Last Thursday, on behalf of Secretary Chu, I attended the first meeting of the White House Rural Council.
The Council, established by President Obama’s Executive Order on Thursday, provides a new mechanism to ensure that our work creating new business opportunities and jobs in rural America is well-coordinated between agencies and that no important opportunity is missed.
The Energy Department has many programs that benefit families and business owners in rural America. Wind farms, for example, provide new sources of income for landowners. Our SunShot Initiative is rapidly reducing the cost of solar energy and will create new opportunities for low-cost electricity in rural areas. We are supporting projects designed to make algae a profitable cash crop. We’re exploring new ways to lower the cost of moving biomass from farms to processing plants, including rapid pyrolysis, and new methods for converting corn stover and other biomass feedstocks into a standardized format so that they can be shipped just as easily as corn. In addition, the President has challenged his Secretaries of Agriculture, Energy and the Navy to investigate how they can work together to speed the development of "drop-in" biofuels substitutes for diesel and jet fuel. Markets in all of these industries are expected to grow rapidly as we work to meet the President’s goal of getting 80 percent of U.S. electricity from clean energy sources by 2035. The new Council will ensure that this work is tightly coordinated with other federal agencies.

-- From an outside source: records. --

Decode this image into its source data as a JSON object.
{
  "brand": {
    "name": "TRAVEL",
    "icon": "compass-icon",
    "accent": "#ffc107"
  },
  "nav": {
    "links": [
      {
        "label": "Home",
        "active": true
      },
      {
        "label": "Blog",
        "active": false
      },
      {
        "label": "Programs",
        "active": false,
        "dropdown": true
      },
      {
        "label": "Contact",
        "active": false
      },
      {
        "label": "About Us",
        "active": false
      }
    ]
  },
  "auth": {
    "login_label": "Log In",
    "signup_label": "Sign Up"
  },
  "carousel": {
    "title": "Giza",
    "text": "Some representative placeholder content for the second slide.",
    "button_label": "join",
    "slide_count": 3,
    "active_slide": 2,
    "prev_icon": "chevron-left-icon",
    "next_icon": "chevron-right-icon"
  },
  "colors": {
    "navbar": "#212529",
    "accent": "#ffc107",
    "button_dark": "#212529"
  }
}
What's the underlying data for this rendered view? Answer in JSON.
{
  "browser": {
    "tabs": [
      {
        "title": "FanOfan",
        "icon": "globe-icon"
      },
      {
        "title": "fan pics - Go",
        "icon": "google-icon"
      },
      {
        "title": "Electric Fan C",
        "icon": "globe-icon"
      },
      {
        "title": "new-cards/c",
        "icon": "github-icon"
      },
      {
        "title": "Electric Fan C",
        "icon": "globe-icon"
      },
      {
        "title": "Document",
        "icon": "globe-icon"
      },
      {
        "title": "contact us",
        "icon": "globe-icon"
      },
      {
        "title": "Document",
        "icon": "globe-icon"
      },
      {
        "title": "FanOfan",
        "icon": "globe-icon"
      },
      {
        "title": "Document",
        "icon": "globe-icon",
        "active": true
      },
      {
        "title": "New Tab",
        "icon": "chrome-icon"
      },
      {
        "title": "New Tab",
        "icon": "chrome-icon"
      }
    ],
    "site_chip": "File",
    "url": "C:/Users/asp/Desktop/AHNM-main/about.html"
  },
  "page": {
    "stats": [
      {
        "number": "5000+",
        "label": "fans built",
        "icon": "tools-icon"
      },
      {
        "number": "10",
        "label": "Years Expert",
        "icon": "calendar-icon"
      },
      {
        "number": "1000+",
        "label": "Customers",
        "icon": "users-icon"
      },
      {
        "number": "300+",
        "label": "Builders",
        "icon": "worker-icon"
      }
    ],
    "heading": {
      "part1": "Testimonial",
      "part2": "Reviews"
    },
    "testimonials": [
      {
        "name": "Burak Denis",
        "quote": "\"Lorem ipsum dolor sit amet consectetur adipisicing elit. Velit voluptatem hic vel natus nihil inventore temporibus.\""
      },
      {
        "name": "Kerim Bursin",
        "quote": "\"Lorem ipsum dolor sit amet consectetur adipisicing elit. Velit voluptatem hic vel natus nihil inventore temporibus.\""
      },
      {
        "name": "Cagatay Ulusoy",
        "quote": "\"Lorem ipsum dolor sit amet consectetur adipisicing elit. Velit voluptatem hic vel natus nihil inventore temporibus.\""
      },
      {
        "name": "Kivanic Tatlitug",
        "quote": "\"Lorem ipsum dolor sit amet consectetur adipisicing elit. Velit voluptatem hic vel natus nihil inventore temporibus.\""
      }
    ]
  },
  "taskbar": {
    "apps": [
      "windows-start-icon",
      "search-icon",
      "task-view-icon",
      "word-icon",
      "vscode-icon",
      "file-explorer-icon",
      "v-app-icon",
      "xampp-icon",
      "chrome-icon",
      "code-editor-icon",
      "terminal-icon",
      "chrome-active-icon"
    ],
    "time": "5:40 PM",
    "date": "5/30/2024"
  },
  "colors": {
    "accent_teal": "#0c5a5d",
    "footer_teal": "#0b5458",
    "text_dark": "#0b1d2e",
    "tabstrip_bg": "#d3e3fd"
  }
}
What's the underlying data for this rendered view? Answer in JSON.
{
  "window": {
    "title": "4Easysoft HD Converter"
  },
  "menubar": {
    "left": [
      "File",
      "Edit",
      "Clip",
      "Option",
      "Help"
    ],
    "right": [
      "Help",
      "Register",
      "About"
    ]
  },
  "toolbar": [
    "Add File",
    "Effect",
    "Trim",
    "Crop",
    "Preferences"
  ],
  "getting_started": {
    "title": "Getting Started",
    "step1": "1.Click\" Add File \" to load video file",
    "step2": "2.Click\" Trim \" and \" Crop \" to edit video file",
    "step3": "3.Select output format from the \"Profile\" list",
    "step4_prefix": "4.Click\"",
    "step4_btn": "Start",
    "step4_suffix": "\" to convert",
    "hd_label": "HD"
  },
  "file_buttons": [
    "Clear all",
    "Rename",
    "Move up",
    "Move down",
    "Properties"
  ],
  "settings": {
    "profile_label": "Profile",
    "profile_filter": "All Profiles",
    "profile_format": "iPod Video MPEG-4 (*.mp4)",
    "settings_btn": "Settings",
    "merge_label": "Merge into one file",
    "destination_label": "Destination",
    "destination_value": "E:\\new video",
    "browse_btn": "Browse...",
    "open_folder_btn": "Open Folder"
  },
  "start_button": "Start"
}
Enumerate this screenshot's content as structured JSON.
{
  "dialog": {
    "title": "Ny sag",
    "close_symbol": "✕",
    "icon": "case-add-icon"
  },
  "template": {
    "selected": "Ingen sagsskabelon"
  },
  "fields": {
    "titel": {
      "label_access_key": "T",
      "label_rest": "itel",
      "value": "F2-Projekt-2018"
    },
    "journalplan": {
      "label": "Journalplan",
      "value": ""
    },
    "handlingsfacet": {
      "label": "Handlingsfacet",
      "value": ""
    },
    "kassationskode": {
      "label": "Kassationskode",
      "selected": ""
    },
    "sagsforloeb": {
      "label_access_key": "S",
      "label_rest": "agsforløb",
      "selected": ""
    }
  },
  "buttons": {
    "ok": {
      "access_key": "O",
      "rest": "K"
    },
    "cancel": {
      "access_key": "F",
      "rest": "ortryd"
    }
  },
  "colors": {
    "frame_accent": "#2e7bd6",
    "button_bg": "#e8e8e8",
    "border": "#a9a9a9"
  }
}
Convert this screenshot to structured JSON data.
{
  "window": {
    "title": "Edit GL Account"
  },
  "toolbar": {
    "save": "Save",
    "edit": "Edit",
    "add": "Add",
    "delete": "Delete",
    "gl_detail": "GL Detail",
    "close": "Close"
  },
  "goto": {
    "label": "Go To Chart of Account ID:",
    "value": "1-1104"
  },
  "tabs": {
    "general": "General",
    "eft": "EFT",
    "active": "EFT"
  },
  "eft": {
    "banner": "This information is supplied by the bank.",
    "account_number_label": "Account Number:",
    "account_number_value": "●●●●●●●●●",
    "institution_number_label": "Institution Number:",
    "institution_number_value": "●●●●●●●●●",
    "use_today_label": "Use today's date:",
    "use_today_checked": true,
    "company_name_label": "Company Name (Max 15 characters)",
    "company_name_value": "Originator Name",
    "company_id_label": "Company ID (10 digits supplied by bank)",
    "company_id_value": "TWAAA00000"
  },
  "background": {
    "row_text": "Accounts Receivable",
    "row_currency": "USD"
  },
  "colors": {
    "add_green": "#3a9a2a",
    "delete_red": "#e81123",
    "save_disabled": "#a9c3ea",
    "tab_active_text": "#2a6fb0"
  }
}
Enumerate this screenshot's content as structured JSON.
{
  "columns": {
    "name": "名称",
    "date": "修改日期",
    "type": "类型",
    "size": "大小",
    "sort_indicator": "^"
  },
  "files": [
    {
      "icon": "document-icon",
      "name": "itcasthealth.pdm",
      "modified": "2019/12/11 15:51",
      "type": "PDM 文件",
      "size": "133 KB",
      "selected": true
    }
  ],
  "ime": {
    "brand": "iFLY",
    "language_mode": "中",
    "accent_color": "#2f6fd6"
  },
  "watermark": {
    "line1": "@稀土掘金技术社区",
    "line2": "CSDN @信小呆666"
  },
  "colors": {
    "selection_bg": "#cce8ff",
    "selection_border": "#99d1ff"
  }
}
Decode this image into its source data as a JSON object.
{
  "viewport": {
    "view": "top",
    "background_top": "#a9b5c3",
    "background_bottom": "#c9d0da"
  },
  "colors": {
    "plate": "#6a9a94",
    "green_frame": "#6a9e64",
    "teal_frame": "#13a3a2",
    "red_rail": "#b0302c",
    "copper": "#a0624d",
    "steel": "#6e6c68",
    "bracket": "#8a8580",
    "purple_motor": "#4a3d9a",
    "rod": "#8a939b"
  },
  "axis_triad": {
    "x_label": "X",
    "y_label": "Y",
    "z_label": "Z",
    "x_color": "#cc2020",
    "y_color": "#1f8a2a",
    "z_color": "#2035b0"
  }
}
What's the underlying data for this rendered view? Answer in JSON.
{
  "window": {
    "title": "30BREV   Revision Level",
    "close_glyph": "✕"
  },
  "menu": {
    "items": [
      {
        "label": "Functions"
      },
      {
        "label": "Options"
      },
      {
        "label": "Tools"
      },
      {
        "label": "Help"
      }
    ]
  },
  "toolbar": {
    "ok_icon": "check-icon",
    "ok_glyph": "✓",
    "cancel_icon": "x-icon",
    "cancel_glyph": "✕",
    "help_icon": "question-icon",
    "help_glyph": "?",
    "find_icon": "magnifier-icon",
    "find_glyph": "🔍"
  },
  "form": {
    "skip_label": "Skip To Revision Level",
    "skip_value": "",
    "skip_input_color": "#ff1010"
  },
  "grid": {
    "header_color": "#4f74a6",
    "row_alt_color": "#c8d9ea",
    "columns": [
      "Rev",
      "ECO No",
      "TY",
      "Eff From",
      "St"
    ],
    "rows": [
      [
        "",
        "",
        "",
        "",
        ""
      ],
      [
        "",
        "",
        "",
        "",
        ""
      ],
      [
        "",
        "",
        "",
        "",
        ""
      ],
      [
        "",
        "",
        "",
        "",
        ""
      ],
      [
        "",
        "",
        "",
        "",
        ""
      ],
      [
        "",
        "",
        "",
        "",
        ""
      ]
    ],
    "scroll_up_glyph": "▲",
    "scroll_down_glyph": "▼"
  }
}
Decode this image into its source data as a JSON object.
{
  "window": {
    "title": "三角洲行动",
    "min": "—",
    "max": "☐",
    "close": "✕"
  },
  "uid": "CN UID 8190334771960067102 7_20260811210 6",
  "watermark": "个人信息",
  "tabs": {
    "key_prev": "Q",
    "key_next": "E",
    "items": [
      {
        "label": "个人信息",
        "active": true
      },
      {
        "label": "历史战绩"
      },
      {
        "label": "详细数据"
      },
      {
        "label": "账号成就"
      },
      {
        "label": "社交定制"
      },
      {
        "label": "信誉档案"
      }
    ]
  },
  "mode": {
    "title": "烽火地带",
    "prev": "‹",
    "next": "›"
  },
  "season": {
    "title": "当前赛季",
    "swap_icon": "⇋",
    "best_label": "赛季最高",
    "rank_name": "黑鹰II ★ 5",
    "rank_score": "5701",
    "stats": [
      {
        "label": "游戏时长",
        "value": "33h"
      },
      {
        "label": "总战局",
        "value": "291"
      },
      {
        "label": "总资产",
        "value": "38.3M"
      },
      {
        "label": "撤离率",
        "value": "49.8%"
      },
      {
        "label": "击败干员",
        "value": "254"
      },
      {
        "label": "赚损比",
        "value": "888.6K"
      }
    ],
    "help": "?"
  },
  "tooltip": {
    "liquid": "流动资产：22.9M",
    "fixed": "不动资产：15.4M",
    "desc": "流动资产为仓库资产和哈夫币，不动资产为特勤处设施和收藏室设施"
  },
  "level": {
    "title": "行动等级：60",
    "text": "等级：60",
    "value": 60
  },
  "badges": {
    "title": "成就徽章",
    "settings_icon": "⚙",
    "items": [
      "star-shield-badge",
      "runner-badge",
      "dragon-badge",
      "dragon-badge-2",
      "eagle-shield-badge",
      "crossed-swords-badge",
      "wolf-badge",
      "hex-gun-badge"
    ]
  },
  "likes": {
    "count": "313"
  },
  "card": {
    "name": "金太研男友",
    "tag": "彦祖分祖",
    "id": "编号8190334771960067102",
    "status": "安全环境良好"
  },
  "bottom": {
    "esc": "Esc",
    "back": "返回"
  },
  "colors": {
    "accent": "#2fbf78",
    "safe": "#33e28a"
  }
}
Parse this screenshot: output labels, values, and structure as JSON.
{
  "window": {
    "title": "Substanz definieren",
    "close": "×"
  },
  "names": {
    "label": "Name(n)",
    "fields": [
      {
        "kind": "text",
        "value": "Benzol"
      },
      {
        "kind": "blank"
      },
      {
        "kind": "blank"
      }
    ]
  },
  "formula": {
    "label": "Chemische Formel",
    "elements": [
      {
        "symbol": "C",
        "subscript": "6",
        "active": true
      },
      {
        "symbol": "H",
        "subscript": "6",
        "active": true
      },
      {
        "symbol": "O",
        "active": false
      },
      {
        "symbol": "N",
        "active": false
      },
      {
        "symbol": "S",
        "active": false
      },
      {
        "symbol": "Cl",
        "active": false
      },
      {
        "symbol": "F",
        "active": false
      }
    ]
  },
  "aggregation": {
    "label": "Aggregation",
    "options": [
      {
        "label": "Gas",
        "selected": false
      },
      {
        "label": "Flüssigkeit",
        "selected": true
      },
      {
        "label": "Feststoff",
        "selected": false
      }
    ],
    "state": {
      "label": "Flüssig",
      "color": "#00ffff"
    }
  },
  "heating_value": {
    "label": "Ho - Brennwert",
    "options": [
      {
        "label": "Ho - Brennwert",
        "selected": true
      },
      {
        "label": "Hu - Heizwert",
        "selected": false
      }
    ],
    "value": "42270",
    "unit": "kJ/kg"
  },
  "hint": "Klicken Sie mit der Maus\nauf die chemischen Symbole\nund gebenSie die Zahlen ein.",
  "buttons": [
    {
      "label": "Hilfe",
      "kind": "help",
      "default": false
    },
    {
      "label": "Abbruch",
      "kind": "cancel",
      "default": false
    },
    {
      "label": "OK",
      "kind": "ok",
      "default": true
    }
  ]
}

We also have a number of programs that are helping rural homeowners save money while making their homes more energy efficient, and have similar programs to support small rural businesses. Last September, we featured a story about Alvin Frogue, a Guthrie, Kentucky dairy farmer who received a $10,000 Recovery Act grant to purchase farm equipment that helps him milk his 250 cows faster and more efficiently, while improving the health of his animals. The new technology has reduced milking time from four and half hours to just over three hours, and is estimated to save $2,432 in electricity costs annually. Mr. Frogue’s upgrades are among over 100 on-farm energy efficiency and production projects that have received Recovery Act grants through Kentucky’s Governor’s Office of Agricultural Policy and Department for Energy Development & Independence. Over the last three years, those projects have yielded savings of more than $1.7 million.
As the President continues to remind us, the country that wins the clean energy race will be the country that creates good-paying clean energy jobs. The White House Rural Council will ensure that rural areas benefit from the policies being put in place to meet the President’s challenge and that we don’t miss the opportunities for programs tailored to their unique needs.
Dr. Henry Kelly is the Acting Assistant Secretary and Principal Deputy Assistant Secretary for the Office of Energy Efficiency and Renewable Energy.